It was the only site the company discovered in shallow water and close to shore. The site was heavily looted by local fishermen. Despite this looting, a number of Sung dynasty ceramic wares and few hundred kilos of pottery shards were recovered together with bronze gongs. Some of these gongs were signed with Chinese characters, painted on the reverse It has been known for a long time that the ancient Chinese potters made markings in the base of his pots to identify each individuals wares after its firing.

These markings are referred to as “potters marks”. Few of the Tg. Simpang ceramic wares had “potters marks” painted in the base of the pots. These characters are however masterly executed, and question its signing by a lesser educated potter.

Chinese ceramics

Advice on equipping a kitchen in the 19th century Catherine Beecher had firm ideas about what was needed for a well-run household. Her list for the s kitchen in the USA included: In a prosperous American household in a “prudent and generous mistress” would supply her cook “with ample provision of all such things as her important department requires

For Martha, falling in love with classic French cuisine meant falling in love with copper cookware. Years (and many pots and pans) later, her passion continues. Learn why this material endures as the benchmark of quality in the kitchen.

The case is rectangular, with a hinged lid, the sliding mechanism is easy to control with the thumb. These have also been described as vesta cases for long vestas, the slide being the matchstrike, we think this attribution is incorrect. Henry Williamson worked between and , so a career cut off by the advent of World War I. Note – we have 2 similar examples of this needhams patent card case.

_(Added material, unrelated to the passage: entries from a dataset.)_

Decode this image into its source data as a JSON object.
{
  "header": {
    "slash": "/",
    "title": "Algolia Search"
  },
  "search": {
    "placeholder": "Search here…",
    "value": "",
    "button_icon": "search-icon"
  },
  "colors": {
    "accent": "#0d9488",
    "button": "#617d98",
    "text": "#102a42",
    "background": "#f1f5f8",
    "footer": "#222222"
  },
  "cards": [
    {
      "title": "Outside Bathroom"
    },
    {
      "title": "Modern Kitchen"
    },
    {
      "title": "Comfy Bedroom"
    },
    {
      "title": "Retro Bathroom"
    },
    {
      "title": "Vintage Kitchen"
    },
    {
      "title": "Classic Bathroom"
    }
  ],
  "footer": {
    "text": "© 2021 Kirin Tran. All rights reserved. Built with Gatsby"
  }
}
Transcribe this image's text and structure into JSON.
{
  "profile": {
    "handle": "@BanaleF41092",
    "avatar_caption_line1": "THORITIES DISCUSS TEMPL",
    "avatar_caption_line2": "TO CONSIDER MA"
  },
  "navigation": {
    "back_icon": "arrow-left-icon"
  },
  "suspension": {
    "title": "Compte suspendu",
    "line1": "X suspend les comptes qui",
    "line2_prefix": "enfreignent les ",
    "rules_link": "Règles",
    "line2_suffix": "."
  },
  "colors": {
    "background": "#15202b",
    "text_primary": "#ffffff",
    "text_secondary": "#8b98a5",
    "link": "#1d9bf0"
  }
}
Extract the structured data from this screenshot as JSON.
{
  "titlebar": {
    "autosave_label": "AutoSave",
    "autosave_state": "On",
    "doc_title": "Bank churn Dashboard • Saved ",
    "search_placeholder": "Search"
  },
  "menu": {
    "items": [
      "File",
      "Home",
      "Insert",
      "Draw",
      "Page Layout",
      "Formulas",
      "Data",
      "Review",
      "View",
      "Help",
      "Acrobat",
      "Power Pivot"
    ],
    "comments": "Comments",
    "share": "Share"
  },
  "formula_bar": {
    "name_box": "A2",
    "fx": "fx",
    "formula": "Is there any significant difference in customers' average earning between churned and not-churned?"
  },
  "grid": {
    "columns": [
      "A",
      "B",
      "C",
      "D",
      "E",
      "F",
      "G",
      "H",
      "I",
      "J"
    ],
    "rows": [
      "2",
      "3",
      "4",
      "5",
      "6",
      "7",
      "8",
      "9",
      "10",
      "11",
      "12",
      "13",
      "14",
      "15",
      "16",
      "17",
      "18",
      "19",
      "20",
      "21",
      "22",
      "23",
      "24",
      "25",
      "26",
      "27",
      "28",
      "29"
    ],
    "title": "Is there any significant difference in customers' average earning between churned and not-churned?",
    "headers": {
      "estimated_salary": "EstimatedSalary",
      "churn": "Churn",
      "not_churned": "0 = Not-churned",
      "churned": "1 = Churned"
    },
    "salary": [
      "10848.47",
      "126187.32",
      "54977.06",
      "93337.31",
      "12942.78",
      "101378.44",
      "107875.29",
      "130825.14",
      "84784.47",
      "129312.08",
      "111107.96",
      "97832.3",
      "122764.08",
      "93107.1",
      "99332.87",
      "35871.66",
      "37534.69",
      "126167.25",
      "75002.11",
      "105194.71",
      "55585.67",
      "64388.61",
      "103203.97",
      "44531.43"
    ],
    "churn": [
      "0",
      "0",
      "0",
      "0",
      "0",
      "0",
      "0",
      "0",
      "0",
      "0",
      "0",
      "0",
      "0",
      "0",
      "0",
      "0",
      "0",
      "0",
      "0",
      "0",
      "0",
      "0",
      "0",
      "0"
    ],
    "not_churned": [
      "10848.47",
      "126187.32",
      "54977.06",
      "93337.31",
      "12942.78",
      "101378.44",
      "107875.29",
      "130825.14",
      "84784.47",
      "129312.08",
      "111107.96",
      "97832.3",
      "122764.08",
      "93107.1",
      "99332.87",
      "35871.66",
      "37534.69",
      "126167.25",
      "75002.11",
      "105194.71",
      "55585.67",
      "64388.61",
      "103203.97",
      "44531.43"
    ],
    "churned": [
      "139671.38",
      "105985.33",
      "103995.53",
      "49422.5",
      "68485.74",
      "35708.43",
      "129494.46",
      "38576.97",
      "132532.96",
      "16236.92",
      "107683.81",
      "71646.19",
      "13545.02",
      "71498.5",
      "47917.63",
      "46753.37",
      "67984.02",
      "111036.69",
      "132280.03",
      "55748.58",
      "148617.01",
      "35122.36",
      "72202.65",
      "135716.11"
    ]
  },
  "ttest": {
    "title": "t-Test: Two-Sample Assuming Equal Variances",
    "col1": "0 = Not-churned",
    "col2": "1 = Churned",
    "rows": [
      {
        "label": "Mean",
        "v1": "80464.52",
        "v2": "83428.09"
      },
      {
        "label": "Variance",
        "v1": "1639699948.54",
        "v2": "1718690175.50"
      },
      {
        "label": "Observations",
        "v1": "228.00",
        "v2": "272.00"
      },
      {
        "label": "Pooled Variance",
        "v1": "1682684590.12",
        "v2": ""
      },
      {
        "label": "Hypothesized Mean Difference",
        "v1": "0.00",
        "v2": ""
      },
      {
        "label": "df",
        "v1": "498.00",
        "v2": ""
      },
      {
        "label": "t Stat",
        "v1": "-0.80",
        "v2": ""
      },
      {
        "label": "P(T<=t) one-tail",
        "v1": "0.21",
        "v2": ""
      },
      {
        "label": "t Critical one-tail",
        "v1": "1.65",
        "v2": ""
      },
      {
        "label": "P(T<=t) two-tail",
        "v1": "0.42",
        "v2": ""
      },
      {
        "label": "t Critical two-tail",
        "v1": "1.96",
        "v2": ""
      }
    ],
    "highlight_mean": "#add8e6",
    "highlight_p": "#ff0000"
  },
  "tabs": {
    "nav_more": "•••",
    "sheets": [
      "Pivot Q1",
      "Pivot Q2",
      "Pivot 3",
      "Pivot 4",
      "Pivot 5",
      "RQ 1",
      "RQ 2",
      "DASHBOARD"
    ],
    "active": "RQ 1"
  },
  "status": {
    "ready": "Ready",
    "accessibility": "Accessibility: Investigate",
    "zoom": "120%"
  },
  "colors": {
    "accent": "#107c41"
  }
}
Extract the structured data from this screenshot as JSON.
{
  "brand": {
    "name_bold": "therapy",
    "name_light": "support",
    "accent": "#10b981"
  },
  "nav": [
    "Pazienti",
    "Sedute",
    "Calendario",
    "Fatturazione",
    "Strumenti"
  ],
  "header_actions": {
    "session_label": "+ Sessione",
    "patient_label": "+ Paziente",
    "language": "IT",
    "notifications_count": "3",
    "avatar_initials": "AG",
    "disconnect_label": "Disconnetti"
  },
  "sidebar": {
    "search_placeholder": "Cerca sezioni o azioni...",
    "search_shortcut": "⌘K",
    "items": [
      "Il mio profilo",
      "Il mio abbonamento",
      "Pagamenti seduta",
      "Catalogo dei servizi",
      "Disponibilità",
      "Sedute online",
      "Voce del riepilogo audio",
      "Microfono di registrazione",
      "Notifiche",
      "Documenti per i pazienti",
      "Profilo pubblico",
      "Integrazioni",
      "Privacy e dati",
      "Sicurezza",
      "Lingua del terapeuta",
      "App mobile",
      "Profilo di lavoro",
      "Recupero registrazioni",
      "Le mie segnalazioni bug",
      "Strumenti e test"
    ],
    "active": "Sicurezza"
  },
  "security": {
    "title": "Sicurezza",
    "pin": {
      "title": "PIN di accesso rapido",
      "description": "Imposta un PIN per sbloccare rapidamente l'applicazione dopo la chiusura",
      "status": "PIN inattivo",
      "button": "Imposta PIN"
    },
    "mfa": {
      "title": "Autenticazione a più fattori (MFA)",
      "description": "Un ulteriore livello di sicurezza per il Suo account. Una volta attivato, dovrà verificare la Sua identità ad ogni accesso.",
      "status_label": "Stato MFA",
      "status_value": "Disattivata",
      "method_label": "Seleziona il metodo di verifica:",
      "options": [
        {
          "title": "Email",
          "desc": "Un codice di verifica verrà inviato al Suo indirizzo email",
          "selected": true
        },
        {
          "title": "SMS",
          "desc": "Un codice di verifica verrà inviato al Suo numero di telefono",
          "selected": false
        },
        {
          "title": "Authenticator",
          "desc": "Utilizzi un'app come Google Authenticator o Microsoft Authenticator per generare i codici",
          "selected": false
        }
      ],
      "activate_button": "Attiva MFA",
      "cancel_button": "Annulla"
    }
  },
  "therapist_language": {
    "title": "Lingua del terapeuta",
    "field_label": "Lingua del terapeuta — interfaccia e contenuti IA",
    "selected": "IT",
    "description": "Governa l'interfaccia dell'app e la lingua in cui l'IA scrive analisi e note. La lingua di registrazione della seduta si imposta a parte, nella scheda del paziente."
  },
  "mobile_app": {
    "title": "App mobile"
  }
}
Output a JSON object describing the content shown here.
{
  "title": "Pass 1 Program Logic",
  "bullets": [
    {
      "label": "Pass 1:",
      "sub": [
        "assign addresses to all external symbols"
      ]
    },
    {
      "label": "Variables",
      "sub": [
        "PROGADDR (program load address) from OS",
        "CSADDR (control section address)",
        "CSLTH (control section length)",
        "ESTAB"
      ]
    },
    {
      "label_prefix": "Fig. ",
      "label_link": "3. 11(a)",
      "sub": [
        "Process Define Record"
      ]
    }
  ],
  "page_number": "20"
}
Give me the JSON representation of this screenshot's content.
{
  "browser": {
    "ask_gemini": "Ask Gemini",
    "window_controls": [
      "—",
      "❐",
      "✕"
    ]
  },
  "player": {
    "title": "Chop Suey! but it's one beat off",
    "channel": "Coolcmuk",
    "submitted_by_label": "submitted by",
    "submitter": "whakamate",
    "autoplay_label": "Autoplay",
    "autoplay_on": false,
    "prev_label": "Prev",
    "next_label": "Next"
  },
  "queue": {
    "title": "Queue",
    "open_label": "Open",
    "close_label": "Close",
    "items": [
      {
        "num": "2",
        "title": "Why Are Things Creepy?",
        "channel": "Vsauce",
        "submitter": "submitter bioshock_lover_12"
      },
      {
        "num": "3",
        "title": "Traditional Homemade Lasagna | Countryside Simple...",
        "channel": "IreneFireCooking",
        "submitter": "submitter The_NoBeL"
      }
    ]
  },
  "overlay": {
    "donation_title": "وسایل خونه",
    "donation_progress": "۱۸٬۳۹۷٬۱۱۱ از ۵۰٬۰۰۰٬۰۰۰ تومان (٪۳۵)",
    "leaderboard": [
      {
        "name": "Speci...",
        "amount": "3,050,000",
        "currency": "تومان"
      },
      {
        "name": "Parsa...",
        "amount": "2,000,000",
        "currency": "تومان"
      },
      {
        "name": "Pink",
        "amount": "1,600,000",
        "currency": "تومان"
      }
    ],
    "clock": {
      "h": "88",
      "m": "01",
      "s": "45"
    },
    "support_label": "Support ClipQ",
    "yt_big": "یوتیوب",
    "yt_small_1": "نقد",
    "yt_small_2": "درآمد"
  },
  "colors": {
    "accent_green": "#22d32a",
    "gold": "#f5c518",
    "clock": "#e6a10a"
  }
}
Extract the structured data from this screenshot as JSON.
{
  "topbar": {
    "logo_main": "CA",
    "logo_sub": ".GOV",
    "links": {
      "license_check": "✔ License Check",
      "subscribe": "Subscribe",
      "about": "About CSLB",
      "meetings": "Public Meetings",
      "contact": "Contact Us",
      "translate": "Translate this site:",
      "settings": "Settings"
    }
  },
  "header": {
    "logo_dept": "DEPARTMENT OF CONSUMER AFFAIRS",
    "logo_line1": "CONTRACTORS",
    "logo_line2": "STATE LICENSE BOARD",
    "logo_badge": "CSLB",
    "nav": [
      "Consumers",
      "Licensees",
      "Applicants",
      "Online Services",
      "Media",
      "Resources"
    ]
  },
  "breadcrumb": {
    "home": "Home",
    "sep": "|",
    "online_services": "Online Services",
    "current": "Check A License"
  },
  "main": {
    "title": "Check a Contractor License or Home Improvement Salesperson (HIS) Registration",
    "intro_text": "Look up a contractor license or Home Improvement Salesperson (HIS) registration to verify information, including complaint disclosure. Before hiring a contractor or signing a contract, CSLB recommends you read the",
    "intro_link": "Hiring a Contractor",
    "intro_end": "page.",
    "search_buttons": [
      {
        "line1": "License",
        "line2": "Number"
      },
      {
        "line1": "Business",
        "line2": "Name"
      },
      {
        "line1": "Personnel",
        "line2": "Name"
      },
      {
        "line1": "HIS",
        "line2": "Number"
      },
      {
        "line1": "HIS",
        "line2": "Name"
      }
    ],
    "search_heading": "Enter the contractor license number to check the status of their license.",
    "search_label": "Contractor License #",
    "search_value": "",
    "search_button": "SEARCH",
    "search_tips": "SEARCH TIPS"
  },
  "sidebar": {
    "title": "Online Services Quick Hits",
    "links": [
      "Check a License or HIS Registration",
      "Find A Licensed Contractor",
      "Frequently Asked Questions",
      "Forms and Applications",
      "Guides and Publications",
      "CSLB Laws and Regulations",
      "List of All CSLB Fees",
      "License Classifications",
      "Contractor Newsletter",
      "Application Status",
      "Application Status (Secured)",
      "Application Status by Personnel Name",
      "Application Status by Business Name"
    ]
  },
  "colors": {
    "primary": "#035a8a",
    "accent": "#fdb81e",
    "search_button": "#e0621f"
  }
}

James the Greater, St. James the Less, St. The Apostles are well modeled, with lovely detail, as can be seen from the photographs. Peter has keys, St. Simon a saw, St Andrew a cross, St. Jude an axe, and St. James a staff and bible.

Pots & Pans : How to Cook with Copper Pots